Today I lost A Childhood Friend To Covid
I lost a childhood friend to Covid.
The Jewish world lost a lifetime educator.
The world lost a very special soul.
I was fourteen years old, a sophomore at Yeshiva University’s Manhattan Talmudical Academy, when on the first day of school I found myself in the back of Mr. Grossberg’s math class next to a teenage boy from Laurelton, Queens. Sitting in the back of that class the two of us got to know each other and what would become a lifelong friendship began to flourish. Jewish music was becoming very popular at that time. Groups like the Rabbis Sons were bringing a new modern sound to biblical verses. The two of us decided that we would join the scene and formed a band. Avi played the keyboard, Asher the guitar, Ira the drums and I sang. For months we practiced on our days off from school. Later that year we played on a float in the Salute to Israel Day parade and in the MTA gym on Israel Independance Day. Eventually we even got a Bar Mitzvah gig. The other band members were all far more talented than I, and a year or so later I left the band. But Avi and I remained friends. For several years we also spent summers together at Camp Massad Bet. When we were counselors, we took our days off together. Once we decided to try and hitchhike all the way from Dingman’s Ferry, Pa to Monticello, NY. It was a crazy thing to do even then. Amazingly, we made it there and back safe and sound and for years we would reminisce about our experiences that day and the final hitch in the backseat of a Gremlin.
After high school I continued on at Yeshiva University while Avi attended The Jewish Theological Seminary/ Columbia University joint program. We lost contact for a few years as we each went our separate ways until we were reunited as young marrieds when we both happened to move to Silver Spring; I to attend law school and Avi to work at the Board of Jewish Education. Instantly, our friendship renewed. And while in the years to come we each followed down somewhat different paths we remained true friends for over fifty years.
But of course, how could it have been any other way? Avi was everyone’s genuine friend. His heart was larger than life. His smile filled way more than every room in which he was present. Professionally, he was non-judgmental, always respectful, a bridge builder across the diverse spectrum of the Jewish Community never allowing his personal beliefs or opinions to influence his approach to others or to dismiss another’s views. While consensus is often difficult to achieve in the Jewish world, there was always consensus about Avi. Everyone, literally everyone, who crossed paths with Avi respected him and admired him.

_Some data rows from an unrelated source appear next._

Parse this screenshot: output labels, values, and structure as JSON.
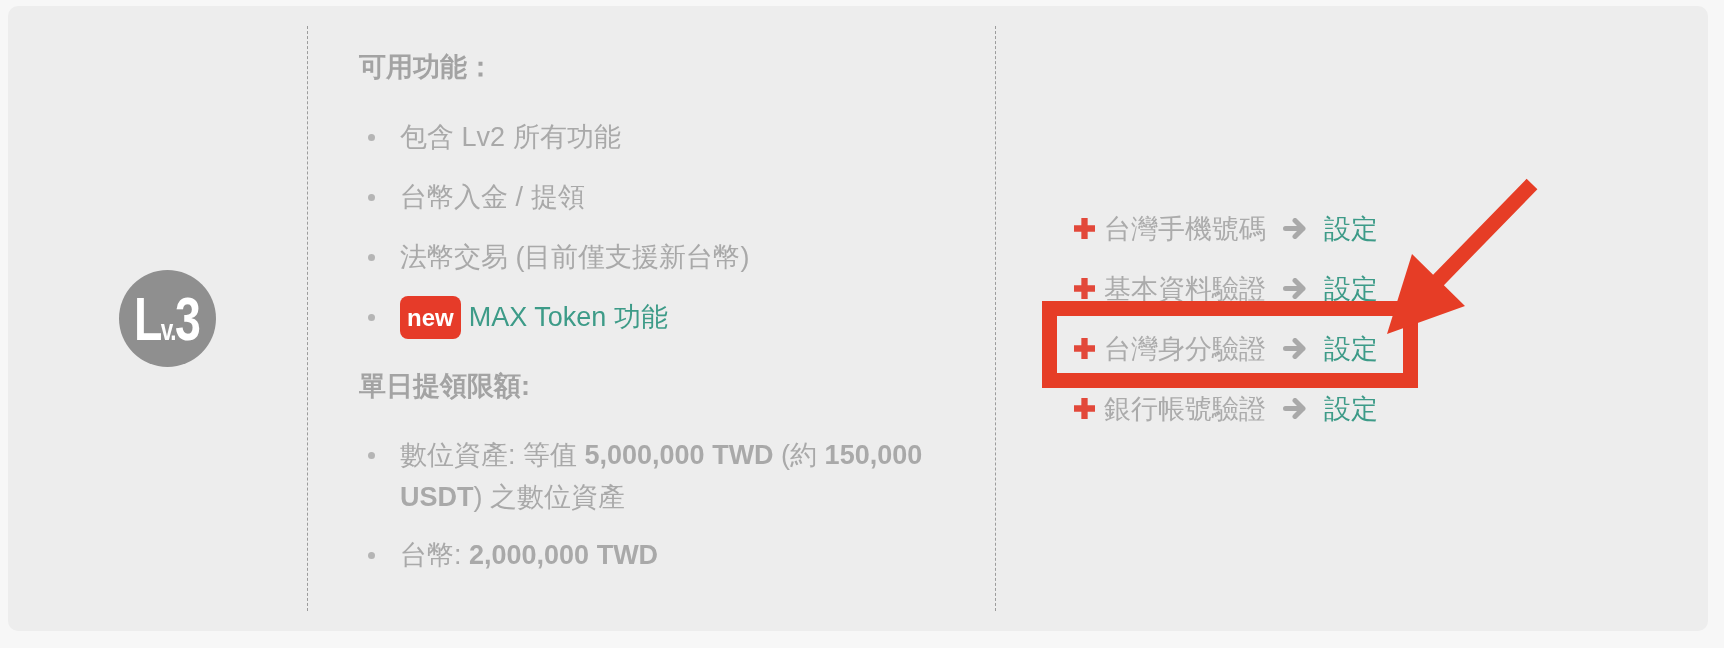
{
  "level_badge": {
    "text": "L$_{v.}$3"
  },
  "features": {
    "heading": "可用功能：",
    "items": [
      {
        "kind": "plain",
        "text": "包含 Lv2 所有功能"
      },
      {
        "kind": "plain",
        "text": "台幣入金 / 提領"
      },
      {
        "kind": "plain",
        "text": "法幣交易 (目前僅支援新台幣)"
      },
      {
        "kind": "link",
        "badge": "new",
        "text": "MAX Token 功能"
      }
    ]
  },
  "withdrawal_limits": {
    "heading": "單日提領限額:",
    "items": [
      "數位資產: 等值 **5,000,000 TWD** (約 **150,000 USDT**) 之數位資產",
      "台幣: **2,000,000 TWD**"
    ]
  },
  "requirements": [
    {
      "label": "台灣手機號碼",
      "action": "設定",
      "highlighted": false
    },
    {
      "label": "基本資料驗證",
      "action": "設定",
      "highlighted": false
    },
    {
      "label": "台灣身分驗證",
      "action": "設定",
      "highlighted": true
    },
    {
      "label": "銀行帳號驗證",
      "action": "設定",
      "highlighted": false
    }
  ]
}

Avi West was a very special person. A dedicated husband, father, and Saba. He enriched the lives of his students, his colleagues, his community, and his friends. He enriched my life for over fifty years. I will miss him dearly.
Today I lost a cherished childhood friend.
May his memory be a blessing.